Mitt Romney and Republican groups–battling an incumbent president who scores high on national security–seized on the omission to try to woo Jewish voters, who traditionally vote Democratic by large numbers. “What is missing from Obama’s 2012 Democratic platform?” said a new ad by the Republican Jewish Coalition Wednesday. “The strong pro-Israel language that was in the 2008 platform.”
An unidentified source at the American Israel Public Affairs Committee (AIPAC) told Haaretz that it is the organization’s view that the DNC’s “is a strong pro-Israeli platform,” but that it’s “troubling Jerusalem is not included,” Haaretz’s Natasha Mozgovaya reported on Twitter.
But Democratic hands say they are baffled why organization officials did not propose edits or amendments concerning Jerusalem when given opportunities to do so, particularly in a meeting with members of the DNC platform committee in Detroit last month. Among the members of the DNC draft platform committee who consulted with AIPAC were Ann Lewis, a former AIPAC board member and former Hillary Clinton aide, and former Congressman Robert Wexler, the Florida Democrat who heads the S. Daniel Abraham Center for Middle East Peace and Security.
“Why didn’t AIPAC [officials] suggest line-in-line-out edits on Jerusalem or push folks to offer a formal amendment to the platform at the platform committee meeting in Detroit in early August,” the Democratic official said. “They did not mention the Jerusalem issue or, more importantly, offer (directly or via proxies) an Amendment when given an opportunity to in Detroit. Why?”
“I find a lot of the criticism surprising since my understanding is that AIPAC reviewed several versions of the language and never raised this issue once,” a Democratic Jewish community source told Al-Monitor Tuesday.

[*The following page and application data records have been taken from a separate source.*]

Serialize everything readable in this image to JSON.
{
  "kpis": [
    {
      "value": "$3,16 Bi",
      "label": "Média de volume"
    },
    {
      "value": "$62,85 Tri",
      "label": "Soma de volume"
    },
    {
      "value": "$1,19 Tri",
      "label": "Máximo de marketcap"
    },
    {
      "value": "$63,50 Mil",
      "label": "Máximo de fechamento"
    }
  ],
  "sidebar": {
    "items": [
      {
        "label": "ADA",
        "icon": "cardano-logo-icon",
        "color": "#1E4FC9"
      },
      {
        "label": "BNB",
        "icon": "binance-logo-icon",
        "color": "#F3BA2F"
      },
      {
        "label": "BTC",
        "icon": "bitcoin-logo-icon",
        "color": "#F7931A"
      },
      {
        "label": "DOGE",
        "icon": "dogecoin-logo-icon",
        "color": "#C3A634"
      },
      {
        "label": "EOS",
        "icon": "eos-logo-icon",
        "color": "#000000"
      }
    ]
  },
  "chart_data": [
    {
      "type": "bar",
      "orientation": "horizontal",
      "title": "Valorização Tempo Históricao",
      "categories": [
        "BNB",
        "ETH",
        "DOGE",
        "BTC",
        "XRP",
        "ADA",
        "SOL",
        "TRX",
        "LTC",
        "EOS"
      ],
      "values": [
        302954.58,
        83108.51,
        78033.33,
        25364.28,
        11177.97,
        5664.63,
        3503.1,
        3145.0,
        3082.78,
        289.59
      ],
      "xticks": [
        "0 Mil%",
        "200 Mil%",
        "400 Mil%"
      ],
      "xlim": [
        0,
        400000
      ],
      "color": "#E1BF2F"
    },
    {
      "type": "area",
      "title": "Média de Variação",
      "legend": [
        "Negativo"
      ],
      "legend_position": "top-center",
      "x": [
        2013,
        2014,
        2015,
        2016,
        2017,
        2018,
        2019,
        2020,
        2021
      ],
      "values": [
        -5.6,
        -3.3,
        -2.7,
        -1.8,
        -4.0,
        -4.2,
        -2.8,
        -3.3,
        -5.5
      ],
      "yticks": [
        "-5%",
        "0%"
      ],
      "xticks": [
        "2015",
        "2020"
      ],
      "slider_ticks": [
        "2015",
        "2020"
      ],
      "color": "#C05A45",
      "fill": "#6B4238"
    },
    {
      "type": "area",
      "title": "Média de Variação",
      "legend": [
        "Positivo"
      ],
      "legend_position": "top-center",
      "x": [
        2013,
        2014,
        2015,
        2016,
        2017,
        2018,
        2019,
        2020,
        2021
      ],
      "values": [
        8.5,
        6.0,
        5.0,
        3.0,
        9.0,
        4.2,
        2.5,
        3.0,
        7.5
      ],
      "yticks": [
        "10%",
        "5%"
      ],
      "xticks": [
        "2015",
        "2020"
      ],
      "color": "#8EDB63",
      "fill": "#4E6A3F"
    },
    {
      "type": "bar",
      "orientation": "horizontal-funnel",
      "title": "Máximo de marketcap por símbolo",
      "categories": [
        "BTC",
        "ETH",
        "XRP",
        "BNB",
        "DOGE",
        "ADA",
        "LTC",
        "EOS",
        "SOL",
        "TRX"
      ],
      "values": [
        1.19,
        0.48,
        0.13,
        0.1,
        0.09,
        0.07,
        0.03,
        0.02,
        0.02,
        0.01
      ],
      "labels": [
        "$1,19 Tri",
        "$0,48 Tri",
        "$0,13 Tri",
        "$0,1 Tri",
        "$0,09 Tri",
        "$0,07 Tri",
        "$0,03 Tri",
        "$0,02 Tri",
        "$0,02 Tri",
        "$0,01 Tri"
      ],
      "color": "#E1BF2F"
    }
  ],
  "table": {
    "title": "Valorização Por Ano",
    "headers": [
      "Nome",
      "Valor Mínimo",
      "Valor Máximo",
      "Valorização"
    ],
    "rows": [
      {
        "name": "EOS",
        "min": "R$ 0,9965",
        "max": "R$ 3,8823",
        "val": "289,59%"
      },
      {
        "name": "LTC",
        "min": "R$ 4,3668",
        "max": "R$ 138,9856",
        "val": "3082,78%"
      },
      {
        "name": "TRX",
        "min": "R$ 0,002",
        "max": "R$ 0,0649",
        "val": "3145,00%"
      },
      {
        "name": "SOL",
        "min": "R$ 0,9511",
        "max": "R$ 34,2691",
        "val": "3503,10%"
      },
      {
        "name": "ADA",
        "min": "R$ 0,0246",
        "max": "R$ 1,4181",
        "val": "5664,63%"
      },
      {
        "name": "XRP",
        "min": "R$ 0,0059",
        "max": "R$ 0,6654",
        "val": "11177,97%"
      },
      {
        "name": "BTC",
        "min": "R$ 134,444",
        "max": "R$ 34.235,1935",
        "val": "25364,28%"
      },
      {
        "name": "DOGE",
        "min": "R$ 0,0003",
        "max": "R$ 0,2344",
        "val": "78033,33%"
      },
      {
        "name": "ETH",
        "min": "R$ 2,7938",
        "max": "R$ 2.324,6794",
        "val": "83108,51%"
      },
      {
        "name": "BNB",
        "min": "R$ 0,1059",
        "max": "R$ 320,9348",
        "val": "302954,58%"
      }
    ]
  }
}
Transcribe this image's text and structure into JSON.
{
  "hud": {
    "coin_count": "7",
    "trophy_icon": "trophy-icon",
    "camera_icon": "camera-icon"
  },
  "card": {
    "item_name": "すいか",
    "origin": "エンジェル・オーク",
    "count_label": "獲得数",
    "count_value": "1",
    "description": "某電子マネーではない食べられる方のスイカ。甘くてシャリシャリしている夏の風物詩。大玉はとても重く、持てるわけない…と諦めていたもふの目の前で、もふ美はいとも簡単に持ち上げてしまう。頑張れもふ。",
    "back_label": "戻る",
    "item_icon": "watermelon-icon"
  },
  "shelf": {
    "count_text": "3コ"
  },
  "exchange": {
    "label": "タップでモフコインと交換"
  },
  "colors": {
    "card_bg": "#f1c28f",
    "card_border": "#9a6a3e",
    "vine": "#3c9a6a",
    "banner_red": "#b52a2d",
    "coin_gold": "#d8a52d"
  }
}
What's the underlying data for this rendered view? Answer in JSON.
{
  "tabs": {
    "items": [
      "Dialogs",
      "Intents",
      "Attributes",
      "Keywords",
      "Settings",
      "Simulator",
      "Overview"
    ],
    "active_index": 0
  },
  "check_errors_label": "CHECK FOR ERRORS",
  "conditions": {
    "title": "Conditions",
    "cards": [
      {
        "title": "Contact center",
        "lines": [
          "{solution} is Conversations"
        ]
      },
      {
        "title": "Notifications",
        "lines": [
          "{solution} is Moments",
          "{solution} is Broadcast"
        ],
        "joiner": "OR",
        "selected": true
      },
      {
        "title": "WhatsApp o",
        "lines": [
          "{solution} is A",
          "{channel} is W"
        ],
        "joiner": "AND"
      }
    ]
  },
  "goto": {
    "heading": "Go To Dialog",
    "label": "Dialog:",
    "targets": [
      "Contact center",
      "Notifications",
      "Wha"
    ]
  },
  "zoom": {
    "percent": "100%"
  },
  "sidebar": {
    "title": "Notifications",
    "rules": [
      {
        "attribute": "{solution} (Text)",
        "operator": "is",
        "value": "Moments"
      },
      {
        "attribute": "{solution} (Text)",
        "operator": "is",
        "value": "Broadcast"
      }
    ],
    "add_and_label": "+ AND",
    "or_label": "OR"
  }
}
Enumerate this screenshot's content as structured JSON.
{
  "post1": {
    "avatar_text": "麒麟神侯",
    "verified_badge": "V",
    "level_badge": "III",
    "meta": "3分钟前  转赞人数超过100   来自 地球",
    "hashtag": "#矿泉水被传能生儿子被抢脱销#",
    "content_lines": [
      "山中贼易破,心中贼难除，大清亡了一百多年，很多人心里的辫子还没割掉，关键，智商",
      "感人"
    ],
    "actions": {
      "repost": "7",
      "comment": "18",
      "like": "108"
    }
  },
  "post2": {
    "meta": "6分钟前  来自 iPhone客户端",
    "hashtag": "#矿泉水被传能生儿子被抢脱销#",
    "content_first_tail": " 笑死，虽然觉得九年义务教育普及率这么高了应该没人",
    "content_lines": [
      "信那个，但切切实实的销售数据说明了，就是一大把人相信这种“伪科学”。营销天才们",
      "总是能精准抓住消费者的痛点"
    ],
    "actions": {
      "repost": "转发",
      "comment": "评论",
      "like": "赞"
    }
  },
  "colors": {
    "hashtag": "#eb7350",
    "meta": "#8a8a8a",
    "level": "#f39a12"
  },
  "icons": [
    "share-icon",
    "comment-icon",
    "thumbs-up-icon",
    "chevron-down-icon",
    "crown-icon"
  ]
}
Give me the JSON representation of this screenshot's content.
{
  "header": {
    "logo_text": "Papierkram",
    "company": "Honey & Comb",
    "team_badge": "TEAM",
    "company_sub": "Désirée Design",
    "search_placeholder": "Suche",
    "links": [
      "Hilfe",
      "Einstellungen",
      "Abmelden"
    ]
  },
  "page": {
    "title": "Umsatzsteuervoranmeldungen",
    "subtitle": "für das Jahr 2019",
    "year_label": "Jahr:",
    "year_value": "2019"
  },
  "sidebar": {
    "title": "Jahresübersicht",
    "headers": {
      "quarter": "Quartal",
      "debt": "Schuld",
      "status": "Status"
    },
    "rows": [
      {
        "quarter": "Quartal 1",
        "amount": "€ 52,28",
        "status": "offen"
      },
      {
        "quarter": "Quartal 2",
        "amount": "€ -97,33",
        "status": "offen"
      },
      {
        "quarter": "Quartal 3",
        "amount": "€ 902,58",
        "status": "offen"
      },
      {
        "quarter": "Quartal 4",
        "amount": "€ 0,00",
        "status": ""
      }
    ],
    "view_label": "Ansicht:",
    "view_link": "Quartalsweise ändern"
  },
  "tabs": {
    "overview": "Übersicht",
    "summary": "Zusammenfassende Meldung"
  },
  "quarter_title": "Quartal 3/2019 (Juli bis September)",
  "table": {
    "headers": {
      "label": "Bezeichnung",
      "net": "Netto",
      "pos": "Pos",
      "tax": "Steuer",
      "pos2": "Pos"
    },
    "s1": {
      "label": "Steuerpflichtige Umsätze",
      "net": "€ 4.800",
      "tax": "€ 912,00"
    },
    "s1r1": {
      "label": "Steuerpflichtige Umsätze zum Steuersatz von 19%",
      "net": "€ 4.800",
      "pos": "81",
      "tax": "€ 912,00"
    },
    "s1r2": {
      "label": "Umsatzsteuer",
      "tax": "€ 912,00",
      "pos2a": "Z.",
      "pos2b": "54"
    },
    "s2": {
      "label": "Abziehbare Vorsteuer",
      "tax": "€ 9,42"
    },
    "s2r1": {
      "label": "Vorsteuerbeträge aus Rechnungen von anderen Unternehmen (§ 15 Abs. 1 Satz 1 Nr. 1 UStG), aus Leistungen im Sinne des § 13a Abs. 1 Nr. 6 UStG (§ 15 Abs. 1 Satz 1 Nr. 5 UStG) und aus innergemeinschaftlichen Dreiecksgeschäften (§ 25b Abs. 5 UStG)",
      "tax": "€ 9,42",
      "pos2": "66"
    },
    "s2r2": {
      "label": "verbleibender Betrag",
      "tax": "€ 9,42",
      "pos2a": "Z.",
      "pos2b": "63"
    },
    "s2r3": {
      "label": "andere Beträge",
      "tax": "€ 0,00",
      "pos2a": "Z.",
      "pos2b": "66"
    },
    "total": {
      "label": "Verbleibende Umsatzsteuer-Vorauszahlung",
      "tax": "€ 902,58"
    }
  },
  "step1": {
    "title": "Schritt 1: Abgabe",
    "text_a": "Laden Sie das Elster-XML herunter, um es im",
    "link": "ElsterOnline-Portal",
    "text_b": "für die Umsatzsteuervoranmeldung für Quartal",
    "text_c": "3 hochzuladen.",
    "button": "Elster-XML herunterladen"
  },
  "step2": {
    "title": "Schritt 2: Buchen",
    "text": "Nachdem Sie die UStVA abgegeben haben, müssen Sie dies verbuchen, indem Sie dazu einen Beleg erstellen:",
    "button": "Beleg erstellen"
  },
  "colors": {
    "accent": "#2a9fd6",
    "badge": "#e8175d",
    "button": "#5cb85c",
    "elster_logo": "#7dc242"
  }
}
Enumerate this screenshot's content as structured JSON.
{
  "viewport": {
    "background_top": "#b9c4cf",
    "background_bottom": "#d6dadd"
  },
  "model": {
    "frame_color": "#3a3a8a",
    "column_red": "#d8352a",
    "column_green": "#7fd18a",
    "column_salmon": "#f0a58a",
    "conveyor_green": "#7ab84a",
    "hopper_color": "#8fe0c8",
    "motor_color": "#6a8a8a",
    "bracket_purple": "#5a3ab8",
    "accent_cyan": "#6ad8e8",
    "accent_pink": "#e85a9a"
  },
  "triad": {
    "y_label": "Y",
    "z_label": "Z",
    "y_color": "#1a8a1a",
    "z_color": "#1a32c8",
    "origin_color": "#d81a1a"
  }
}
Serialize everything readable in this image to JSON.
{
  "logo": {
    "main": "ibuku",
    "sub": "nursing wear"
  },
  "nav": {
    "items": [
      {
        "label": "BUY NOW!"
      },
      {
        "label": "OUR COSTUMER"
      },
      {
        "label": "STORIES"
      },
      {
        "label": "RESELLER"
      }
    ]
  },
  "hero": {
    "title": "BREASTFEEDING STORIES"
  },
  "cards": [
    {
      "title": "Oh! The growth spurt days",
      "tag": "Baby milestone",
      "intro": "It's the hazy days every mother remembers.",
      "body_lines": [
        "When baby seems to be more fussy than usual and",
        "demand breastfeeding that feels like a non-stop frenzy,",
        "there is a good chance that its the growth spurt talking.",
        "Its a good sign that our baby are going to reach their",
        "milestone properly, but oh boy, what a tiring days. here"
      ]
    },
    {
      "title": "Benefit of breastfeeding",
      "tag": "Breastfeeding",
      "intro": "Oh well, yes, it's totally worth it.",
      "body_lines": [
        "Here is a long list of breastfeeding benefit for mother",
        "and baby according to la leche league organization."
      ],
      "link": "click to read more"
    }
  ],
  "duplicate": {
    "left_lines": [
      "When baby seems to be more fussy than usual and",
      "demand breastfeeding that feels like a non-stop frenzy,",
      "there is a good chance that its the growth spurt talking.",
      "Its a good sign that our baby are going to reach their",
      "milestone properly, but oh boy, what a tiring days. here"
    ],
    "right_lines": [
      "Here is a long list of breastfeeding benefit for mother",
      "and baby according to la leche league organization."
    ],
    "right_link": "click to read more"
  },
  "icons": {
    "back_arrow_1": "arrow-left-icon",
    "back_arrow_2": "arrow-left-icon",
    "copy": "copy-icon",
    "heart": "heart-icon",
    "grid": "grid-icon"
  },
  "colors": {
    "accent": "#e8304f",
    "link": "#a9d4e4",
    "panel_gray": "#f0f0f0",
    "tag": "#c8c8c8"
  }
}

An AIPAC advisor said to have been consulted on the DNC platform directed a query from Al-Monitor to a spokesman for AIPAC, who did not immediately respond to queries.
However, an AIPAC advisor told the Washington Post Wednesday that the organization had in fact “included in its proposal to the Democratic drafting committee the same language that was used four years ago.”
For all the partisan mudslinging, recent American presidents, Republicans and Democrats alike, have in office adopted the same position on Jerusalem as a final status issue to be determined by Israelis and Palestinians in negotiations, peace process veterans note. Furthermore, while the Republican party platform has, since 1995, called for moving the US embassy in Israel from Tel Aviv to Jerusalem, President George W. Bush did not in eight years in office move to do so.
Indeed, the RNC this year also deleted a line from its 2008 platform pledging to move the US embassy to Jerusalem. “We support Jerusalem as the undivided capital of Israel and moving the American embassy to that undivided capital of Israel,” stated the line in the 2008 RNC platform, which was deleted from the 2012 Republican document, BuzzFeed reported Wednesday.
(Photo: U.S. President Barack Obama (L) shakes hands with American Israel Public Affairs Committee (AIPAC) President Lee Rosenberg after delivering remarks at the AIPAC’s annual policy conference in Washington March 4, 2012. REUTERS/Jonathan Ernst.)